Sam’s Choice and Great Value are among the Wal-Mart brands now available on Jet.com.
As a result, the retailer won’t build a warehouse in the state, Florida’s governor says.
Amazon.com Inc. has made deals with several states in recent years in which the e-retailer promised to build distribution centers in those states in return for the state agreeing that Amazon did not have to collect sales tax before a specified data. It appears Florida has turned down a similar offer.
Florida Gov. Rick Scott’s office says the state has rejected an Amazon sales tax proposal that included a promise to build a distribution center in the state by 2015. The governor’s office did not say what Amazon was requesting in return, and said Scott expects Amazon eventually will come to Florida even without a deal.

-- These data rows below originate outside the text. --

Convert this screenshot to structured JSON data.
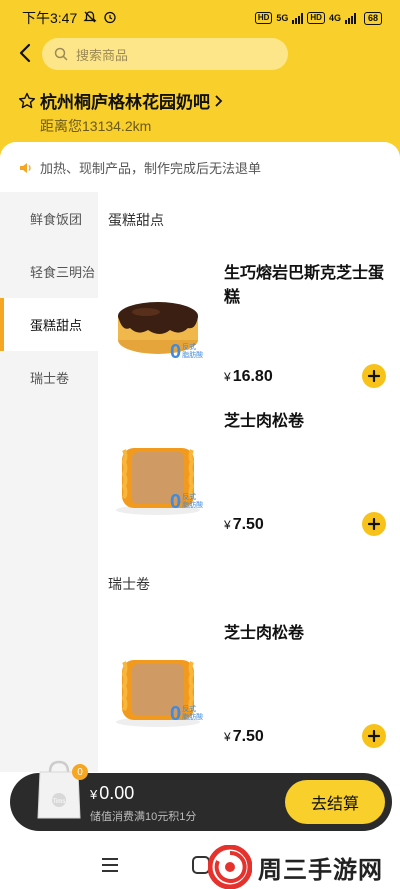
{
  "status": {
    "time": "下午3:47",
    "battery": "68",
    "net1": "5G",
    "net2": "4G",
    "hd": "HD"
  },
  "search": {
    "placeholder": "搜索商品"
  },
  "store": {
    "name": "杭州桐庐格林花园奶吧",
    "distance": "距离您13134.2km"
  },
  "notice": "加热、现制产品，制作完成后无法退单",
  "categories": [
    {
      "label": "鲜食饭团",
      "active": false
    },
    {
      "label": "轻食三明治",
      "active": false
    },
    {
      "label": "蛋糕甜点",
      "active": true
    },
    {
      "label": "瑞士卷",
      "active": false
    }
  ],
  "sections": [
    {
      "title": "蛋糕甜点"
    },
    {
      "title": "瑞士卷"
    }
  ],
  "products": [
    {
      "name": "生巧熔岩巴斯克芝士蛋糕",
      "currency": "¥",
      "price": "16.80",
      "badge_num": "0",
      "badge_l1": "反式",
      "badge_l2": "脂肪酸"
    },
    {
      "name": "芝士肉松卷",
      "currency": "¥",
      "price": "7.50",
      "badge_num": "0",
      "badge_l1": "反式",
      "badge_l2": "脂肪酸"
    },
    {
      "name": "芝士肉松卷",
      "currency": "¥",
      "price": "7.50",
      "badge_num": "0",
      "badge_l1": "反式",
      "badge_l2": "脂肪酸"
    }
  ],
  "cart": {
    "count": "0",
    "currency": "¥",
    "total": "0.00",
    "note": "储值消费满10元积1分",
    "checkout_label": "去结算",
    "bag_label": "Tims"
  },
  "watermark": {
    "text": "周三手游网"
  },
  "colors": {
    "brand_yellow": "#f9cf2b",
    "accent_orange": "#f5a623",
    "badge_blue": "#3f8be0",
    "cart_dark": "#2b2b2b"
  }
}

“Governor Scott does not want to raise taxes in Florida, and we are confident Amazon will invest in our state because of our low-tax, pro-business jobs climate,” says a spokeswoman for the governor.
Amazon could not immediately be reached for comment.

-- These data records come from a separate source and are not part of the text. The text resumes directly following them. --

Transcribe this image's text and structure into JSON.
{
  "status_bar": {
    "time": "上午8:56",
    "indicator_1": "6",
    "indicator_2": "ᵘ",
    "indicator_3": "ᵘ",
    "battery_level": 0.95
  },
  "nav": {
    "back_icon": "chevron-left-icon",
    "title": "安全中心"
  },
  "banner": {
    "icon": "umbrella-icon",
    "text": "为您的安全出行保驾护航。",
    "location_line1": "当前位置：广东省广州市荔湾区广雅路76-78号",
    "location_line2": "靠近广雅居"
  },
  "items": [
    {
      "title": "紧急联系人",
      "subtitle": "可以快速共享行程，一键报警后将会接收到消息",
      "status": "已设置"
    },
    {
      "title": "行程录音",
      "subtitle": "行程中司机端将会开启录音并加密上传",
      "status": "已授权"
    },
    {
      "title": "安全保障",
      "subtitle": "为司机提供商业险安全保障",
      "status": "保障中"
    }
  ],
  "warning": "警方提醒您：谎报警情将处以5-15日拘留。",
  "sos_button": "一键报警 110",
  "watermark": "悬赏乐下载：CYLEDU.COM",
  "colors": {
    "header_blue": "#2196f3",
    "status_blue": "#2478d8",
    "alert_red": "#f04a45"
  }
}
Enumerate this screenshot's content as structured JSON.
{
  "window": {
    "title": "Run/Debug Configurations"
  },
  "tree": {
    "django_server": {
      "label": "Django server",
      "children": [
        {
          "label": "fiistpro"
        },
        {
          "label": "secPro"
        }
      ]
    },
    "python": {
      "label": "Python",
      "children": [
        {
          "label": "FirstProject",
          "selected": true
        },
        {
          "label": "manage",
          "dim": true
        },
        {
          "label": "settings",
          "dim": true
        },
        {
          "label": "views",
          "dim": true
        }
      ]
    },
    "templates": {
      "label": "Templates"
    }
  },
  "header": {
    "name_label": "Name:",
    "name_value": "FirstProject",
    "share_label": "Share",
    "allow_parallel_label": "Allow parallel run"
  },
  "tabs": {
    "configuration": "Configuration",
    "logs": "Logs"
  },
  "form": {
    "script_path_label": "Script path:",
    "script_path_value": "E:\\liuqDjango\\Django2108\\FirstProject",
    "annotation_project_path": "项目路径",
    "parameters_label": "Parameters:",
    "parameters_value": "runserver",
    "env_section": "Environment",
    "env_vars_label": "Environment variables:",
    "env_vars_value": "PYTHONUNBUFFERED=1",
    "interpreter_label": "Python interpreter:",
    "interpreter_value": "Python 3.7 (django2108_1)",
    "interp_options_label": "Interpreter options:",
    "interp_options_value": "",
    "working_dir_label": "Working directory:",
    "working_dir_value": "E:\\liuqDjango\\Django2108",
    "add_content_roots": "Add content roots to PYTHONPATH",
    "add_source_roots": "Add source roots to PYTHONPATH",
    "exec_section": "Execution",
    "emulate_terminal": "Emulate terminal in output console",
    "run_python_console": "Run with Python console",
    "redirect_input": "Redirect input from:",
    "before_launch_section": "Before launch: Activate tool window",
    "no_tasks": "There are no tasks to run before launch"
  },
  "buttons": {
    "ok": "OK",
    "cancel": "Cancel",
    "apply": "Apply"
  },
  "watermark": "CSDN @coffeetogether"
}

Earlier this year Amazon agreed to begin collecting sales tax in Connecticut on Nov. 1, in advance of the 2013 holiday season. At the same time, the retailer said it would invest $50 million in building at least one new warehouse in the state, which would create hundreds of jobs.

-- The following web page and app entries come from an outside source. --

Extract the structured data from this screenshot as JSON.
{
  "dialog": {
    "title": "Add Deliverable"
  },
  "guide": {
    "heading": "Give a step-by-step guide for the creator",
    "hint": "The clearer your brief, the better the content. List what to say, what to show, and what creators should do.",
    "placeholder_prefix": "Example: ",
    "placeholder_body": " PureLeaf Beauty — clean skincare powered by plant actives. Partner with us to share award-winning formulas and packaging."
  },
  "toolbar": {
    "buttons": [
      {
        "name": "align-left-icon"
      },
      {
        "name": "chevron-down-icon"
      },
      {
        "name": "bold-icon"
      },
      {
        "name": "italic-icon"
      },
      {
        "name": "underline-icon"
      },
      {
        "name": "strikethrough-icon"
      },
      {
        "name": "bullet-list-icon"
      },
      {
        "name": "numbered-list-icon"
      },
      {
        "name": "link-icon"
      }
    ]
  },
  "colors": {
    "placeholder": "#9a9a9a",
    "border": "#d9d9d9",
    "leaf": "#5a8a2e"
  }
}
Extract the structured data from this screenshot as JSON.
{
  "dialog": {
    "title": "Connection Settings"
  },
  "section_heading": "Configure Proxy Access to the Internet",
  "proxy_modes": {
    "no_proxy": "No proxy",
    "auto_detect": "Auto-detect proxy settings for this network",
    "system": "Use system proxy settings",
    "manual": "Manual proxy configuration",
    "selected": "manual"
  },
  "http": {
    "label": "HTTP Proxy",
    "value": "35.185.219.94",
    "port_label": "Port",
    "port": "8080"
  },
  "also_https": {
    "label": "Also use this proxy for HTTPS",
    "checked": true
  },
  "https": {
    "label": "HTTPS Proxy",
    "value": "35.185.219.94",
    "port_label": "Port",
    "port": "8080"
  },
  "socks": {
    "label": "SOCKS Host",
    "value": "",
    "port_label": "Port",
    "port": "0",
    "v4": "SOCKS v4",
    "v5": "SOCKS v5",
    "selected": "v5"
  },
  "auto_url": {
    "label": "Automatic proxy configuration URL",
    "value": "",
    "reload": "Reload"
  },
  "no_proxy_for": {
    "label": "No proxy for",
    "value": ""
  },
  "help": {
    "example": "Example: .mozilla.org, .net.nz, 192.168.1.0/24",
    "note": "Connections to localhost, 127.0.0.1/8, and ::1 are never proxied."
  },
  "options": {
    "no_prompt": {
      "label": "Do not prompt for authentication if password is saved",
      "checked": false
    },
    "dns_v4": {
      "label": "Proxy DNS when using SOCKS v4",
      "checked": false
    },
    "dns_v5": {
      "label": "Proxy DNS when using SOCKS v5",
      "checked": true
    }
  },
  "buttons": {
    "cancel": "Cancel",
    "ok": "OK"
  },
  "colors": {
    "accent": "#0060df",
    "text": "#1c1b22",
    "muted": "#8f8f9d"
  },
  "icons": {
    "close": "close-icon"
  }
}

As Amazon has built warehouses in more states, and agreed to collect sales taxes there, it’s changed its stance on a national law that would require all online retailers to collect sales tax. While originally an opponent of requiring sales tax collection on web purchases, Amazon now supports a bill before Congress that would give states the right to require e-retailers to collect sales tax. The U.S. Senate this month approved the Marketplace Fairness Act, but it faces stiffer opposition in the House. President Barack Obama supports the bill.
Amazon already collects sales tax in Kansas, Kentucky, New York, North Dakota, Pennsylvania, Texas, Arizona, California and its headquarters state of Washington.
Amazon is No. 1 in the 2013 Top 500 Guide.